When the state of New Orleans gets hit with a storm

New Orleans is being hit with what is being described as a Category 4 storm, the third major hurricane to hit the state since the end of the winter.

The National Hurricane Center (NHC) has issued a Category 3 storm warning for New Orleans and New York, and Hurricane Matthew is currently a Category 2 storm.

“A significant and possibly catastrophic event is underway with winds of 50 to 70 mph, with a minimum sustained wind of 65 kph, and sustained gusts of 40 to 50 kph,” the NHC said in its most recent update on Matthew.

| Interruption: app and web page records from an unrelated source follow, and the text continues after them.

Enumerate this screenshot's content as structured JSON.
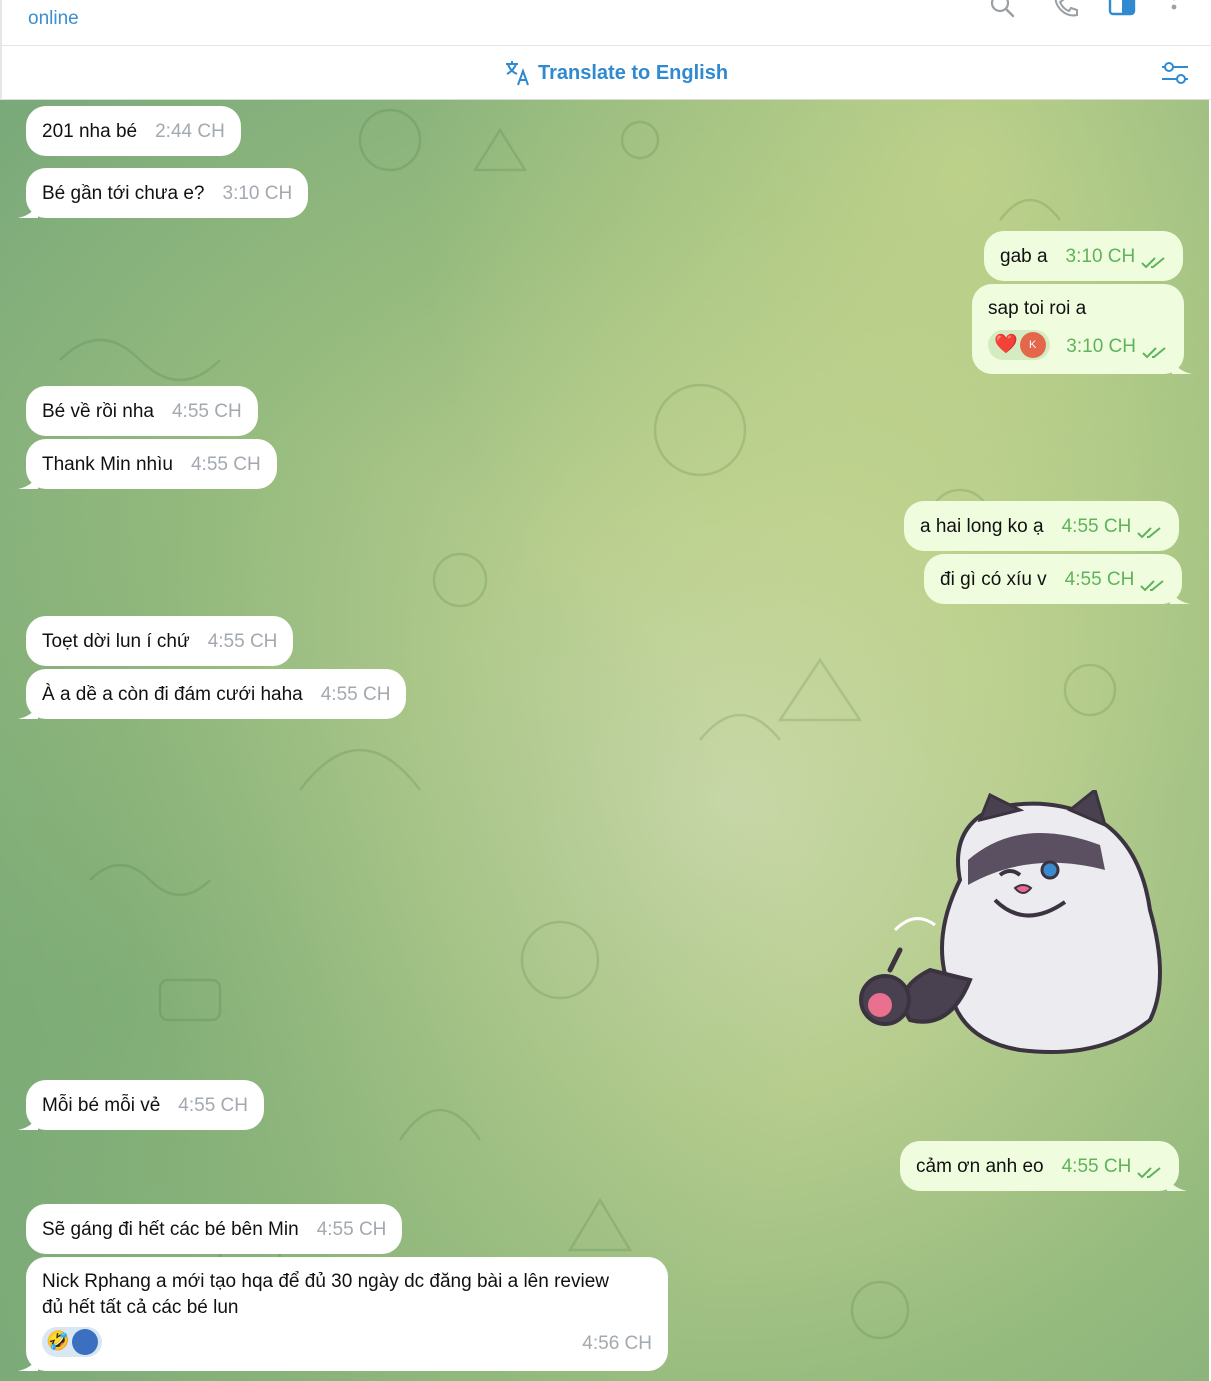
{
  "header": {
    "status": "online",
    "icons": [
      "search-icon",
      "phone-icon",
      "sidebar-toggle-icon",
      "more-vertical-icon"
    ]
  },
  "translate_bar": {
    "label": "Translate to English",
    "icons": [
      "translate-icon",
      "filter-settings-icon"
    ]
  },
  "colors": {
    "accent": "#2f8ad1",
    "outgoing_bubble": "#effdde",
    "incoming_bubble": "#ffffff",
    "outgoing_time": "#5fb35a",
    "incoming_time": "#a3a9b0"
  },
  "messages": [
    {
      "dir": "in",
      "text": "201 nha bé",
      "time": "2:44 CH"
    },
    {
      "dir": "in",
      "text": "Bé gần tới chưa e?",
      "time": "3:10 CH"
    },
    {
      "dir": "out",
      "text": "gab a",
      "time": "3:10 CH"
    },
    {
      "dir": "out",
      "text": "sap toi roi a",
      "time": "3:10 CH",
      "reaction": "❤️",
      "reaction_avatar": "K"
    },
    {
      "dir": "in",
      "text": "Bé về rồi nha",
      "time": "4:55 CH"
    },
    {
      "dir": "in",
      "text": "Thank Min nhìu",
      "time": "4:55 CH"
    },
    {
      "dir": "out",
      "text": "a hai long ko ạ",
      "time": "4:55 CH"
    },
    {
      "dir": "out",
      "text": "đi gì có xíu v",
      "time": "4:55 CH"
    },
    {
      "dir": "in",
      "text": "Toẹt dời lun í chứ",
      "time": "4:55 CH"
    },
    {
      "dir": "in",
      "text": "À a dề a còn đi đám cưới haha",
      "time": "4:55 CH"
    },
    {
      "dir": "out",
      "sticker": "cat-thumbs-up-sticker"
    },
    {
      "dir": "in",
      "text": "Mỗi bé mỗi vẻ",
      "time": "4:55 CH"
    },
    {
      "dir": "out",
      "text": "cảm ơn anh eo",
      "time": "4:55 CH"
    },
    {
      "dir": "in",
      "text": "Sẽ gáng đi hết các bé bên Min",
      "time": "4:55 CH"
    },
    {
      "dir": "in",
      "text_line1": "Nick Rphang a mới tạo hqa để đủ 30 ngày dc đăng bài a lên review",
      "text_line2": "đủ hết tất cả các bé lun",
      "time": "4:56 CH",
      "reaction": "🤣"
    }
  ]
}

“A series of damaging winds are expected to cause life-threatening flooding in New Orleans, with isolated areas being at risk of catastrophic storm-related damage.”

“A major storm surge and coastal flooding is possible inland of the city,” it said.

“There is a high likelihood that a large area of coastal New Orleans could be inundated with seawater.”

Hurricane Matthew’s winds are currently at least 30 kilometres per hour, according to the National Hurricane Centre.

“The most immediate concern is the possibility of severe flooding with sustained gust of up to 60 kph.”

The NHC warned that Matthew would hit the southern half of New England on Saturday, bringing heavy rains, flash flooding and flash hail.

“It’s a very large storm with a high probability of intensifying into a major hurricane,” it warned.

“Matthew is forecast to track north of the eastern seaboard of the United States, potentially making landfall in New York state on Sunday.”

“As of 1:00pm on Saturday morning, the NWS is issuing severe storm warnings in New England, with winds gusts to 50 mph.

These severe warnings are in place to help ensure the protection of residents and businesses in areas impacted by this storm,” it added.”

These severe warnings continue until approximately 3:00am on Sunday morning, when a system may develop into a tropical storm.”

If this system does develop into an Atlantic hurricane, Matthew will become a major threat in New Jersey, Massachusetts and New Hampshire, with maximum sustained winds of 100 kph.

“For a full list of the storm warnings, visit the NSC’s storm watch page.”

Topics:hurricane-event,weather,climate-change,united-states